▸ **What you should do**:
Using the data below, show every line where the word "subtitle" occurs.

▸ **Exercise materials**:

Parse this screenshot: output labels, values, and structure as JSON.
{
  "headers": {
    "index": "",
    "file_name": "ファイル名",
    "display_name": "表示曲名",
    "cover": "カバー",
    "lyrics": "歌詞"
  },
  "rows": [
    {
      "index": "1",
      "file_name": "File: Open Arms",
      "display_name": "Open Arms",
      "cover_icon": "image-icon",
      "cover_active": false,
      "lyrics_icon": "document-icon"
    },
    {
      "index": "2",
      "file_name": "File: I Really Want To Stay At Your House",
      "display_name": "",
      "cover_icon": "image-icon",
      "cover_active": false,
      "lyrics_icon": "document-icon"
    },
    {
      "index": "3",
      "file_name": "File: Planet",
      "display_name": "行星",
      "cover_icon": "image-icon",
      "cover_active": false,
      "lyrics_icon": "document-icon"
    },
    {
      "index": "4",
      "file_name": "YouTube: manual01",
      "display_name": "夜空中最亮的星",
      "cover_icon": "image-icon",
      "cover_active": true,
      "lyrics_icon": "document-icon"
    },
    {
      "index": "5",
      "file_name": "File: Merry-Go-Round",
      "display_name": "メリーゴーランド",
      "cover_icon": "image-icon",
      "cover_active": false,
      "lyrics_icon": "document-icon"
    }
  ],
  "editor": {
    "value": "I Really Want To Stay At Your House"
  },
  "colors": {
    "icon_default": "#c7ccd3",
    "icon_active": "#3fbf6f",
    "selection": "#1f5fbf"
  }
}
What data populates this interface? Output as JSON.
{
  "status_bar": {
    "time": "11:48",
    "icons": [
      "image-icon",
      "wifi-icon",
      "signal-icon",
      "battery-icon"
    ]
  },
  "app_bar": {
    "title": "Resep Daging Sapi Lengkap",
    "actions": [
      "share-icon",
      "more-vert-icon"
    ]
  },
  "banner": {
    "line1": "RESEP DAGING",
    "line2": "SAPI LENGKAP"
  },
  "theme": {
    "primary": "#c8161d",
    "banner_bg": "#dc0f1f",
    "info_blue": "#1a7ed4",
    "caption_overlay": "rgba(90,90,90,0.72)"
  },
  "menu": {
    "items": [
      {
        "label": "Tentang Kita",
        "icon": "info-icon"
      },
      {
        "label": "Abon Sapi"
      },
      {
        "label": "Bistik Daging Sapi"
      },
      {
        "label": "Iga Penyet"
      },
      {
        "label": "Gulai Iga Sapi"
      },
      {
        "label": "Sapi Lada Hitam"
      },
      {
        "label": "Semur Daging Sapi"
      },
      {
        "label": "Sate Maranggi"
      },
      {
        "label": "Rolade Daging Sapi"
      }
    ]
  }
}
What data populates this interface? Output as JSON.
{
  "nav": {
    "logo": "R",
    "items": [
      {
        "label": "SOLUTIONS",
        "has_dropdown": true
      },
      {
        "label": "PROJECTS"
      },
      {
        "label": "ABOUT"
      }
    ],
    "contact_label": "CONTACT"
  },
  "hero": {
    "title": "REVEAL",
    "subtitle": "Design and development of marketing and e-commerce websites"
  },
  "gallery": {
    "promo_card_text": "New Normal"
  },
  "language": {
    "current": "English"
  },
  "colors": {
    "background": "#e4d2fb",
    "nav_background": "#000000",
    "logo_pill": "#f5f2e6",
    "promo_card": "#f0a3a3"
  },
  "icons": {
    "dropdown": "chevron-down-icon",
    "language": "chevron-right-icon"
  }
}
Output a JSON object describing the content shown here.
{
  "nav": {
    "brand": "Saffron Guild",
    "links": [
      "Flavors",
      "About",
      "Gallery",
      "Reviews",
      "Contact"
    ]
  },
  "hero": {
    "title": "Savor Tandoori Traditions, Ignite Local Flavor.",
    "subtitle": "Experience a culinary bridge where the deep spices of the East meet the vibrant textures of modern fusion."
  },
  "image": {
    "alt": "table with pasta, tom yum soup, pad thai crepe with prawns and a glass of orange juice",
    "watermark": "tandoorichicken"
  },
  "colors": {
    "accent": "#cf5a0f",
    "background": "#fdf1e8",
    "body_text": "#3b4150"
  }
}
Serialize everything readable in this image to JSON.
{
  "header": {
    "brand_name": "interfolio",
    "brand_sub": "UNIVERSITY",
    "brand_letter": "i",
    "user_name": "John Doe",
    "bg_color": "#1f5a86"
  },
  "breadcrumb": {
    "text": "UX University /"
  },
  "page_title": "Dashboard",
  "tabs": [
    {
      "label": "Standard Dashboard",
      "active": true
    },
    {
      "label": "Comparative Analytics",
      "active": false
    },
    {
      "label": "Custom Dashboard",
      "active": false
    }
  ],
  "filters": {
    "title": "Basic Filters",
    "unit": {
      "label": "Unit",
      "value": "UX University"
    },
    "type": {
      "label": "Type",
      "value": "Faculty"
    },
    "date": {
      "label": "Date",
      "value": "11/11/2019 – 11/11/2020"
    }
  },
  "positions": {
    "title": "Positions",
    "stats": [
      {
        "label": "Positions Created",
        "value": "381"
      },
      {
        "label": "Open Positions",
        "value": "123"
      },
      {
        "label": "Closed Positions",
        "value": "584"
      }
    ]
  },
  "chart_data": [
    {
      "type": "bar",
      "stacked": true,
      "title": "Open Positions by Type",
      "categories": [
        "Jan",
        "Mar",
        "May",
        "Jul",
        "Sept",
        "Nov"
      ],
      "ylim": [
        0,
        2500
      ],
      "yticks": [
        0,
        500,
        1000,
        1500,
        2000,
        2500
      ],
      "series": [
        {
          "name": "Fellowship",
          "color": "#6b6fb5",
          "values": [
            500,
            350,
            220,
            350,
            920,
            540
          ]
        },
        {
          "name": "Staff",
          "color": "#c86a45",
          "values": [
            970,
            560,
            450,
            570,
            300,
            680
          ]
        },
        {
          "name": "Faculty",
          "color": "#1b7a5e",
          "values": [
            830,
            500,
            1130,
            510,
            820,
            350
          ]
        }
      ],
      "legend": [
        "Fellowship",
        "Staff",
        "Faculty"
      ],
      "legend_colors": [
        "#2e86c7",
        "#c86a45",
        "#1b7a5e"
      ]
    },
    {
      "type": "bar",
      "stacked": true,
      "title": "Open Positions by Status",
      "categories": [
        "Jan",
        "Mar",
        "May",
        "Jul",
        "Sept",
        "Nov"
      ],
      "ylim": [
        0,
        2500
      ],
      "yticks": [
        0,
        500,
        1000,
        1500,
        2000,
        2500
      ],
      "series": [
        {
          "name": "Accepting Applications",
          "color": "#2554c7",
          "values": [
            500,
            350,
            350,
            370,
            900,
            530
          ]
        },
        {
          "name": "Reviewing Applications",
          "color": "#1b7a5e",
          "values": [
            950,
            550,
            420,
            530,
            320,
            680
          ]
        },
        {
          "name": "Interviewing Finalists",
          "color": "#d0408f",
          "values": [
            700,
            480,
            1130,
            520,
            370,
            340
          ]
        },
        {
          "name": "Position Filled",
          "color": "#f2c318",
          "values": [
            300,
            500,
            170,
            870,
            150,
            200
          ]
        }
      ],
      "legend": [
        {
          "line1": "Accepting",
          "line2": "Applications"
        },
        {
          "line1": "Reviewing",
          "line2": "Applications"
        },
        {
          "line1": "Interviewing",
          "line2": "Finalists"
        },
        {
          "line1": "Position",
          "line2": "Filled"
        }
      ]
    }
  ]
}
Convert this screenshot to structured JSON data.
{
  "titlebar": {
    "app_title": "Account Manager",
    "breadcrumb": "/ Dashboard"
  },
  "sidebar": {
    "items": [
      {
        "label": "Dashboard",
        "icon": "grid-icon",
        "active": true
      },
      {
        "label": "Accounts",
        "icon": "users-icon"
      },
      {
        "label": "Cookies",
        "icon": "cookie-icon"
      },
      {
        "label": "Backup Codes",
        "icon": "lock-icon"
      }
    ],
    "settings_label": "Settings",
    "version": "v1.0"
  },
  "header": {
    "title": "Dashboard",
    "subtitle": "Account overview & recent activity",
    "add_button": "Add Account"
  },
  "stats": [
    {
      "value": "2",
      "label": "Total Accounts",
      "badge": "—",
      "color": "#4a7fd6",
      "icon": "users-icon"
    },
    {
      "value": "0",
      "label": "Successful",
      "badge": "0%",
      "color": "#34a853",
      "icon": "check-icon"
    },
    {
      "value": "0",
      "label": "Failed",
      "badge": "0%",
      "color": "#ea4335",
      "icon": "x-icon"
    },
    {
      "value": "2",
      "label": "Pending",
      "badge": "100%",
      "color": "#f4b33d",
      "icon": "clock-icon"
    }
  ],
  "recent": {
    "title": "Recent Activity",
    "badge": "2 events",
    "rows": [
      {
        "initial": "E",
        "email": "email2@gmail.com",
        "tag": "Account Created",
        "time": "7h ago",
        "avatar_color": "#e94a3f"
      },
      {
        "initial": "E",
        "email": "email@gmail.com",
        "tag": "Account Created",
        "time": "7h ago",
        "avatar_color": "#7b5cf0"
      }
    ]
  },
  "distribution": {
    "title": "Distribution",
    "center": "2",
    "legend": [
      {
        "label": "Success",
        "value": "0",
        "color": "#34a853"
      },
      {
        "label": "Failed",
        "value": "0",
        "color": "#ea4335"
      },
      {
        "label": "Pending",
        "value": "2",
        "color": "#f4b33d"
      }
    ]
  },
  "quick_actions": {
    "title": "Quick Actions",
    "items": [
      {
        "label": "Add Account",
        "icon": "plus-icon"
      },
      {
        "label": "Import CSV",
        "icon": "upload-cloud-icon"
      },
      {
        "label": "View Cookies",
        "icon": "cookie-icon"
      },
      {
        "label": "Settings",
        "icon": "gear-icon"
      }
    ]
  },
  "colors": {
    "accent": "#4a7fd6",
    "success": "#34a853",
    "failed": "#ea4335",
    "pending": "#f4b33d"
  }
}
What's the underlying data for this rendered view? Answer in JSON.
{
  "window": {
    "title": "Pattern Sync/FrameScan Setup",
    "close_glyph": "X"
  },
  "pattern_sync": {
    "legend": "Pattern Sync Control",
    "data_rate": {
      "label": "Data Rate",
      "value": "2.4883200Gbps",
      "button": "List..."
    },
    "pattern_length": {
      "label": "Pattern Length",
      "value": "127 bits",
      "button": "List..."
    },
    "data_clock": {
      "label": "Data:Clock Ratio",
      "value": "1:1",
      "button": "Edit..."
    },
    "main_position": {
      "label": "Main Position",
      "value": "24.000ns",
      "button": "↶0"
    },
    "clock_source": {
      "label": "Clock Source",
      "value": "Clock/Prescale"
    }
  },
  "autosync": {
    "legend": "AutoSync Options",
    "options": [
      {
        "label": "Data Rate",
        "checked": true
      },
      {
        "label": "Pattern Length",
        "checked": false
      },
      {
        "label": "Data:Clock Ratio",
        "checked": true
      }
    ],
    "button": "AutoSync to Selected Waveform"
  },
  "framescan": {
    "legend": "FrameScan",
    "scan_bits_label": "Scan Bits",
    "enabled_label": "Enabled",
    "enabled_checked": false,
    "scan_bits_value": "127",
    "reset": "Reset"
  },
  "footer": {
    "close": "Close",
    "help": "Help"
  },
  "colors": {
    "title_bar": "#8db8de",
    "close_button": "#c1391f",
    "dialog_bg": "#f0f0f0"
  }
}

▸ **Answer box**:
    "subtitle": "Design and development of marketing and e-commerce websites"
    "subtitle": "Experience a culinary bridge where the deep spices of the East meet the vibrant textures of modern fusion."
    "subtitle": "Account overview & recent activity",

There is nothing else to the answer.